Thanks for reading my paper. Yea some of the stuff I found was really interesting. I found a site online that, when printed out, had 8 pages about the history of swimming. It was really interesting!


p.s. 330man- I remember thinking the same thing when I read that.:D

January 30th, 2005, 05:39 PM
I think this is quite good. You included lots of information that's really cool. (Knights swimmning in armor — who knew?)

My only suggestion, and this is optional, is when you discuss the strokes, start with breaststroke first. That's the one you mention prominently in your introduction. Since it was the first Olympic swimming event, you can start with that and move forward. It makes for a smoother transition, IMHO.
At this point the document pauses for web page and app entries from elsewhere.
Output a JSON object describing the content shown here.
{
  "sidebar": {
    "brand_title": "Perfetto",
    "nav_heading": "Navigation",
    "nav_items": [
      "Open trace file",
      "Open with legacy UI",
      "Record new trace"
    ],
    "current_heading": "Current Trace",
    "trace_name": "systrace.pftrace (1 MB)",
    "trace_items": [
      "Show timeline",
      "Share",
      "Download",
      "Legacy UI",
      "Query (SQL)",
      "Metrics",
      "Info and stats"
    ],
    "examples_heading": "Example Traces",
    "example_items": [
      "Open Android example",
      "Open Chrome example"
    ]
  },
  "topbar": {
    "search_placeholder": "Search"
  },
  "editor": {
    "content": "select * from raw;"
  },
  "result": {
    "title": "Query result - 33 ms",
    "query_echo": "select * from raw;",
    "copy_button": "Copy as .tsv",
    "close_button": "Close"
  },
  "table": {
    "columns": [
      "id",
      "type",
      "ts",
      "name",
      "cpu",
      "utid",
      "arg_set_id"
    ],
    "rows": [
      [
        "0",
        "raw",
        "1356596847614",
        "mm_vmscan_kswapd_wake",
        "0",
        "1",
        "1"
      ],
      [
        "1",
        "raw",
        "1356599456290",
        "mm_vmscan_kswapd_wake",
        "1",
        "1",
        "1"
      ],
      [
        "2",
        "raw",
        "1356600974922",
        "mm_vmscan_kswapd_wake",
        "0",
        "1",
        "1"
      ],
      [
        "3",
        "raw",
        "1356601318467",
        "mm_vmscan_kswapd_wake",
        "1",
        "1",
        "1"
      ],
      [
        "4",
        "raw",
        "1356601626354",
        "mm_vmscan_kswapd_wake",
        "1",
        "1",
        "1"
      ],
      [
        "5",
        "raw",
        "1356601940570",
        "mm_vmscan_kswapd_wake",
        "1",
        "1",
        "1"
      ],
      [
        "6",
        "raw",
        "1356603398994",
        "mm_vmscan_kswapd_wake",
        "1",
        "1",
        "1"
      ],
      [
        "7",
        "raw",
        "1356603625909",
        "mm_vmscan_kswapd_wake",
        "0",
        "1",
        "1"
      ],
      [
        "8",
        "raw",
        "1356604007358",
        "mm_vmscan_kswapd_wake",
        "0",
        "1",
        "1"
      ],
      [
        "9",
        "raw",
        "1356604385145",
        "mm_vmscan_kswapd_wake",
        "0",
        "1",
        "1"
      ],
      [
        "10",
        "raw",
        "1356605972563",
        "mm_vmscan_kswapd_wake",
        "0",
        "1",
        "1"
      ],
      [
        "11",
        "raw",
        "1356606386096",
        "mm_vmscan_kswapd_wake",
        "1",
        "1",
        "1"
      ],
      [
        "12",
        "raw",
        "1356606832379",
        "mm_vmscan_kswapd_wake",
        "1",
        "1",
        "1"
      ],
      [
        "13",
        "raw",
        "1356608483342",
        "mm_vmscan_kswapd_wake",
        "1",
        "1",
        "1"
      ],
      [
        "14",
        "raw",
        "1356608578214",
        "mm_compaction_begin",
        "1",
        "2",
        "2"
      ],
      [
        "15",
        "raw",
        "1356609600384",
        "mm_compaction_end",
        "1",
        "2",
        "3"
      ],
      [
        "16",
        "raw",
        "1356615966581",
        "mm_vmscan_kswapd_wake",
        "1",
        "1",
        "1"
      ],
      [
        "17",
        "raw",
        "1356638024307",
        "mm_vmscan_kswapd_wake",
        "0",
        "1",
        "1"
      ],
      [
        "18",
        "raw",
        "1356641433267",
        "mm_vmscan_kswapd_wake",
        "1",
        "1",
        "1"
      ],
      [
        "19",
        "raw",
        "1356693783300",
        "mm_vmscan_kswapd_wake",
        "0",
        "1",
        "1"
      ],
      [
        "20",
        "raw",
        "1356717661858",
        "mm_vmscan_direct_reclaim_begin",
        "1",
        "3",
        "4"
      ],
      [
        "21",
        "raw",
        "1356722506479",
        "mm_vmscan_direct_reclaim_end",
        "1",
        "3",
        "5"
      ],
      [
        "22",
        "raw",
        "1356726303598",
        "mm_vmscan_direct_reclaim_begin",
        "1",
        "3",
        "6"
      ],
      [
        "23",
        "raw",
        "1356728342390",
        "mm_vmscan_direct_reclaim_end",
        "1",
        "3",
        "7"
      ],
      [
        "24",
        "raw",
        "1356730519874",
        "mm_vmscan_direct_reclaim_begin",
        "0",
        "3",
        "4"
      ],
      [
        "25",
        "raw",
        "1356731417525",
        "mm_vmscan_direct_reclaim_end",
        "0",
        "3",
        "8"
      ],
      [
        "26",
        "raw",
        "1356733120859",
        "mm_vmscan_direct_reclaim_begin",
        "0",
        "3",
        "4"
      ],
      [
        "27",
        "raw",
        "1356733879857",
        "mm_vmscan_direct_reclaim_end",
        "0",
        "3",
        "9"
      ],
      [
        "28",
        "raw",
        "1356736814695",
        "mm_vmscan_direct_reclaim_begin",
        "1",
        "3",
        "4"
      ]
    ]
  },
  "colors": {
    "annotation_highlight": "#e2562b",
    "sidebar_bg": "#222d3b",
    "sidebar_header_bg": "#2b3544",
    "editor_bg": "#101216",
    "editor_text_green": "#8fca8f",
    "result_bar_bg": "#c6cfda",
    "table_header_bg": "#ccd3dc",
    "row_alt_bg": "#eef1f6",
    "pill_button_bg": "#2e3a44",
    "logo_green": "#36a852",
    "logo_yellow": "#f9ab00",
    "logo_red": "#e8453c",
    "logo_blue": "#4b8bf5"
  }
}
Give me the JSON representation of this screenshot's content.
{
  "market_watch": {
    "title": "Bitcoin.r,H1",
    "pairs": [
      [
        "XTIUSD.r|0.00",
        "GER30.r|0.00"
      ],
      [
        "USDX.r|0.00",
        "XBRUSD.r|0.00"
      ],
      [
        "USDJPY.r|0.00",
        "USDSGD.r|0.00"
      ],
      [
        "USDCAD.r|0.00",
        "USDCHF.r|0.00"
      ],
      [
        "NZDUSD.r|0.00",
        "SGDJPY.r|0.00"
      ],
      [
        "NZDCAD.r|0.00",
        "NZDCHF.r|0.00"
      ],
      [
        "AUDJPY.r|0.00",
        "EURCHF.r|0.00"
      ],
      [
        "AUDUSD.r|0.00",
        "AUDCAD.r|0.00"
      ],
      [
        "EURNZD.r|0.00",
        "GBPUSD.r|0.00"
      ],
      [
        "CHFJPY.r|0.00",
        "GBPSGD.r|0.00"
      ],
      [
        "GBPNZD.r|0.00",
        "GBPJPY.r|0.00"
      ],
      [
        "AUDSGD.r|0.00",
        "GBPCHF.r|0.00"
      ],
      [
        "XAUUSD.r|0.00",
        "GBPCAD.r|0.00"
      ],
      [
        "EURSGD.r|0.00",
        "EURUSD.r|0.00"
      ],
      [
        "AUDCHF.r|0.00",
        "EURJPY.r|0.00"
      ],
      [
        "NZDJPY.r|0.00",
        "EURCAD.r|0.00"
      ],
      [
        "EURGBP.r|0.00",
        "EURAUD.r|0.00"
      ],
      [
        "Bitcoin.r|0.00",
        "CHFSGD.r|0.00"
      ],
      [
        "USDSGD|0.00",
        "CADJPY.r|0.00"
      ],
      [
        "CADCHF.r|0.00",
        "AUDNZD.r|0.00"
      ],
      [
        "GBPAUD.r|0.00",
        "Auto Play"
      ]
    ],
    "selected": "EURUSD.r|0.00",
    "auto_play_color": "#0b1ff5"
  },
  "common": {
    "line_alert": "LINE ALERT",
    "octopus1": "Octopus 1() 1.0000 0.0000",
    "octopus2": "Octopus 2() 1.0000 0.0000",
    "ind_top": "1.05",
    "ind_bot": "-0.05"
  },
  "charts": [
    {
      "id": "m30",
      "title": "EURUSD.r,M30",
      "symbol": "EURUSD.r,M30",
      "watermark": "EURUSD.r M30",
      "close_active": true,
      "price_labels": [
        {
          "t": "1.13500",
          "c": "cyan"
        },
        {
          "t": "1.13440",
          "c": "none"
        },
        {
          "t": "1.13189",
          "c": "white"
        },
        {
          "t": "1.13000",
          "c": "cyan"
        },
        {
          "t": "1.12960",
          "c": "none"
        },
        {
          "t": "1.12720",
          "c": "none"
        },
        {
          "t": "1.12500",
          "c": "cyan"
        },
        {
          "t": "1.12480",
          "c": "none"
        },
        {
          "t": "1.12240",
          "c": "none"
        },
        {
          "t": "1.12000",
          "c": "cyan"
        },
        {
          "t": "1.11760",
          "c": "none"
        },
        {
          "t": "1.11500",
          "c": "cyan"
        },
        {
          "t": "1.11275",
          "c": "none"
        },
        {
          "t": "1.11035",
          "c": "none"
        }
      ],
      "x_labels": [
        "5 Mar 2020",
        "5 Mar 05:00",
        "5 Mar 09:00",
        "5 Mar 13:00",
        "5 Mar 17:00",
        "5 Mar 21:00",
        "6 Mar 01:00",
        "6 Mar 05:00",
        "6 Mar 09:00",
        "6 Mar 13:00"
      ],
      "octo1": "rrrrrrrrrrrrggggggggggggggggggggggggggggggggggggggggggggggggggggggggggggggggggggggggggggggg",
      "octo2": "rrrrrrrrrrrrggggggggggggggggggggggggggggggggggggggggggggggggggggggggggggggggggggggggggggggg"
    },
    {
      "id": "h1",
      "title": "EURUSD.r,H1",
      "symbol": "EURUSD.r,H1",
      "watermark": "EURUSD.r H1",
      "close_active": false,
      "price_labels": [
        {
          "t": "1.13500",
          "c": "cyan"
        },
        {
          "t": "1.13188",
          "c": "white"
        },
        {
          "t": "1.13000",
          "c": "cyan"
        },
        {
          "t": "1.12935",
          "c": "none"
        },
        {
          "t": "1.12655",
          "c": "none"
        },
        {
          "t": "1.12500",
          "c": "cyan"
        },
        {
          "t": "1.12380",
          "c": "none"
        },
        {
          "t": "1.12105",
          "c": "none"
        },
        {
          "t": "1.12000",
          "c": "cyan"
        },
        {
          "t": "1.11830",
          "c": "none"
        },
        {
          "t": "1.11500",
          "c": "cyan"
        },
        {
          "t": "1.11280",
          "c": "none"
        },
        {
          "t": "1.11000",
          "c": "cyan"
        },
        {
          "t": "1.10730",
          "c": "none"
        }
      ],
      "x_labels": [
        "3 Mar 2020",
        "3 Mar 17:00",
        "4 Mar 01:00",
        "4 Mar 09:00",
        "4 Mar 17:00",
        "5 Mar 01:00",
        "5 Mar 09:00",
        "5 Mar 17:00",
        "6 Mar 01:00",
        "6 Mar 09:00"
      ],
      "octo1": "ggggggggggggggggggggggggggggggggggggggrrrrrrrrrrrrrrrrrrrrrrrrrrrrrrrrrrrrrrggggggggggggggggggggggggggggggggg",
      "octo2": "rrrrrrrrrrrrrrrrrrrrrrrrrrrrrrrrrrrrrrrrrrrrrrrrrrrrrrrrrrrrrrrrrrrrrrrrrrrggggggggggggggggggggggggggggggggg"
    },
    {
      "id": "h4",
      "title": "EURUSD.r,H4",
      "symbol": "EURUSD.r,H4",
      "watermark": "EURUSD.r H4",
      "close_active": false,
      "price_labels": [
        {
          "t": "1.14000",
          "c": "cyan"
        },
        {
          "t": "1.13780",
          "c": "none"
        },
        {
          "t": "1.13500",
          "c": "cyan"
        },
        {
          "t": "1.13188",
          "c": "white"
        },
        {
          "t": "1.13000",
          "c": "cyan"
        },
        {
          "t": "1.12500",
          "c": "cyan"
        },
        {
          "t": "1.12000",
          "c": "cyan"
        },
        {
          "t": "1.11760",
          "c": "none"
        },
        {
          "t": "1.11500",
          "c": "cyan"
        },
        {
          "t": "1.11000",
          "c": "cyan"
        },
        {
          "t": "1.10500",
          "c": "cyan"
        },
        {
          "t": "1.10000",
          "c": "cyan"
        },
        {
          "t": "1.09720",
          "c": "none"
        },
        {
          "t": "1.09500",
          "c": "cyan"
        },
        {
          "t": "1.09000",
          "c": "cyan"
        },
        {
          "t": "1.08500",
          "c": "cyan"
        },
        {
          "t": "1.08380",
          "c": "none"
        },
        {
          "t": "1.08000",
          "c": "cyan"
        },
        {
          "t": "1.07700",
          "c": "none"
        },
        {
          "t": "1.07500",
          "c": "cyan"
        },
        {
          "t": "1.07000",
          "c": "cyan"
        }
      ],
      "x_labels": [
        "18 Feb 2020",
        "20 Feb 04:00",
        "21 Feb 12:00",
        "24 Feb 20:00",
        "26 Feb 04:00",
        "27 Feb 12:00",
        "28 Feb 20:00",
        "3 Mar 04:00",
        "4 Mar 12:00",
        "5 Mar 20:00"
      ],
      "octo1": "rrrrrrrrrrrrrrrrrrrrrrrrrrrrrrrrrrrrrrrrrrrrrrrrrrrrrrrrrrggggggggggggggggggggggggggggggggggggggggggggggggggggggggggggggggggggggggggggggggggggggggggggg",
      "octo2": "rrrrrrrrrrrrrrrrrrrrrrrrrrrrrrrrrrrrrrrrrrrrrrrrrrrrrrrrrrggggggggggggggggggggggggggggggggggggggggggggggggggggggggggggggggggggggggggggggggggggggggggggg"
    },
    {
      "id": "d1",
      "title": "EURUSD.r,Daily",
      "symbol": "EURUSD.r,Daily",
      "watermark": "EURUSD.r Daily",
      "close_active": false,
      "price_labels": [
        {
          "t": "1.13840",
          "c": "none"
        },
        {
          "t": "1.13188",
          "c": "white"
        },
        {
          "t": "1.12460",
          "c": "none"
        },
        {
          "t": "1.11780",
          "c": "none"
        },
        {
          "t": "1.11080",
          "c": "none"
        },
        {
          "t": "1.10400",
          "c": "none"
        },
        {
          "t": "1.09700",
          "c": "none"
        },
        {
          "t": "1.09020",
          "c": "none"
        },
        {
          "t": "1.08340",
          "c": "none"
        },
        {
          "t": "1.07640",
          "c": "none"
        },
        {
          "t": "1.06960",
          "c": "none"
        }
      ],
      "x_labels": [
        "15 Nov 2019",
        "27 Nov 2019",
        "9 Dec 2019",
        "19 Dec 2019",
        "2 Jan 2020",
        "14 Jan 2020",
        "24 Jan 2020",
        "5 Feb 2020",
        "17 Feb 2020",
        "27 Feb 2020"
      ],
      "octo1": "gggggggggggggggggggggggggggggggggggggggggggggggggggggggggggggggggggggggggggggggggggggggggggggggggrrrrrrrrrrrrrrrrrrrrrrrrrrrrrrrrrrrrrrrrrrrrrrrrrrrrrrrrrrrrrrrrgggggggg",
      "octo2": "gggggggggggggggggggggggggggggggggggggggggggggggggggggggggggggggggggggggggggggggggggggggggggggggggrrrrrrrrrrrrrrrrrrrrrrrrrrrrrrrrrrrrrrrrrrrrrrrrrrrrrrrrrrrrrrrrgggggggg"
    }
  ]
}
On the other hand, I think it's clever to discuss the strokes in I.M. order. Any plans to mention the medley event?

Nice job. I think you'll do well.


January 30th, 2005, 07:49 PM
Bravi, Kyra! Your speech looks incredibly well-researched, and makes people pay attention right in the beginning.


Robert Strauss
January 30th, 2005, 08:30 PM
The BASICS are Three, You're Right:
Streamline glide, off every wall
Count Strokes, learn Best Balance & Distance Per Stroke.
Pay Attention.

If you only learn to "pay attention" swimming classes, lessons, workouts were very inexpensive.:)